Global new HIV infections have declined by just 18% in the past seven years, from 2.2 million in 2010 to 1.8 million in 2017.
Although this is nearly half the number of new infections compared to the 3.4million peak in 1996, the decline is not quick enough to reach the target of fewer than 500,000 by 2020.
The World Council of Churches is running a campaign called ‘Know your status : HIV testing. Lead by example which encourages faith leaders to help overcome the stigma surrounding HIV testing by publically taking one and encouraging others to do so.
Mr Baxter said: “We have the ability to stop new infections and to treat those who are infected so the virus is suppressed and cannot be passed on to others.
“Yet in 2017, there were an estimated 1.8 million new infections, and almost a million people a year still die unnecessarily.
“One of the major challenges is testing because to receive treatment and avoid passing on the virus, people need to know their status.
“This is a big issue, due to the stigma felt by many people, especially men, in attending clinics and medical facilities.
Mr Baxter said one solution to that is to make self-testing kits available, along with information on where advice and support can be found.
“I used a test kit which is being trialed in Malawi, a simple mouth-swab which gives reliable results within twenty minutes,” he added.
“In common with many other leaders from faith groups, we have openly taken tests to help remove some of the stigma around testing.”
The five-day conference brought together representatives of governments, United Nations agencies, scientific and medical professionals, drug companies, non-governmental organisations and faith groups from around the world to learn of recent developments in the HIV and AIDS field.
Other key messages discussed included the need for a greater focus on TB, which often infects people with weak immune systems and is a major killer for people with HIV and AIDS.
The reduction in new HIV infections has been strongest in the regions most affected by HIV, eastern and southern Africa, where new HIV infections have dropped by 30% since 2010.
However, new HIV infections are rising in around 50 countries.
In eastern Europe and central Asia the annual number of new HIV infections has doubled, and new HIV infections have increased by more than a quarter in the Middle East and North Africa over the past 20 years.
A major piece of work underway is the 90-90-90 campaign.
It seeks to ensure that 90% of people infected know their HIV status, 90% of those who are HIV positive are in treatment, and 90% of those in treatment have their viral load suppressed, making it impossible for them to transmit infection to anyone else, by 2020.
Progress towards that is continuing, but the UK has not reached the first 90 target.
The Church of Scotland is the only religious denomination in the UK to have a dedicated HIV Programme.
The World Mission Council's HIV Programme supports projects by helping to provide nutritional support, home-based care, palliative care, community-based orphan care, awareness raising, education programmes, support of those infected and affected by HIV.

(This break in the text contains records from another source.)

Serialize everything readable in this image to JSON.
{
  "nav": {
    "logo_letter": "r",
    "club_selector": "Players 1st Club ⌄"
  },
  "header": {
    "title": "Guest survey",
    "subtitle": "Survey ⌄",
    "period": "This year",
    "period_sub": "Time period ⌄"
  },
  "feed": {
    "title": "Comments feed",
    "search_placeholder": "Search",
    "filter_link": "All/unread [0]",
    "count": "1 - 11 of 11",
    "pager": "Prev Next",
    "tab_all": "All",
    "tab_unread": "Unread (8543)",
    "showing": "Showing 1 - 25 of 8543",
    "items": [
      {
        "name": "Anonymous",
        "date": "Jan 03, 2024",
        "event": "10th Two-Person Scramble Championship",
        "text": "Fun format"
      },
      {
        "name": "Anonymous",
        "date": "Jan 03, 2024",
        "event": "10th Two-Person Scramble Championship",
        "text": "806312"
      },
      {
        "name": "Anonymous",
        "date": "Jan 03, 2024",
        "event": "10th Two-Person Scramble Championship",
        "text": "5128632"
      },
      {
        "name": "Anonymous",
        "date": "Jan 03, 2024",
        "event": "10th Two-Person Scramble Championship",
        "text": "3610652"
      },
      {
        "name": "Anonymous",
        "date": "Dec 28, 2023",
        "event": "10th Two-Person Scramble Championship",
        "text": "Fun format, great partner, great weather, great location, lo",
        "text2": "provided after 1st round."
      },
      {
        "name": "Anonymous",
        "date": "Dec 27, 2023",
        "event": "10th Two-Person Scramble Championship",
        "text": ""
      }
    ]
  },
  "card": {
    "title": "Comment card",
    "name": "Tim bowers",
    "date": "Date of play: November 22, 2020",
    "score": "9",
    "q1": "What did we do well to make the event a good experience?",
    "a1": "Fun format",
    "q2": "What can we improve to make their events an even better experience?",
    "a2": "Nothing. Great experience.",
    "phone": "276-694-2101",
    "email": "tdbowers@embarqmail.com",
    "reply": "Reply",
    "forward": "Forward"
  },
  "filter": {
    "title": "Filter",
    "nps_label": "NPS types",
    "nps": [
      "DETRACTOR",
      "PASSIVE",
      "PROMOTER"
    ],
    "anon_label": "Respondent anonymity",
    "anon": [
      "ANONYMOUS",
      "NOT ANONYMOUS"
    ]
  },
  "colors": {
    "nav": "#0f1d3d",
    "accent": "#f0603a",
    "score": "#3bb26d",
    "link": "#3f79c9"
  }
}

It supports aspects of the work of Edinburgh-based Positive Help and Waverley Care, which raises awareness of HIV and AIDS issues in an informal, creative and interactive manner.
Carol Finlay of the World Mission Council of the Church of Scotland represented the Kirk’s HIV Programme at the conference.
She suggested to Michel Sidibé, executive director of the Joint United Nations Programme on HIV and AIDS, that HIV has been disappearing from the agenda of many organisations.
In response, he said “We broke the conspiracy of silence, but now we face the conspiracy of complacency.
“Science is important, but social change is also needed, and social change happens with faith-based organisations.”
The Church of Scotland’s Heart and Soul Swing Band raises money for the Kirk’s HIV Programme.
Its next concert is at Abbey Church in North Berwick for an annual evening Jazz service during 'Fringe by the Sea festival on August 12.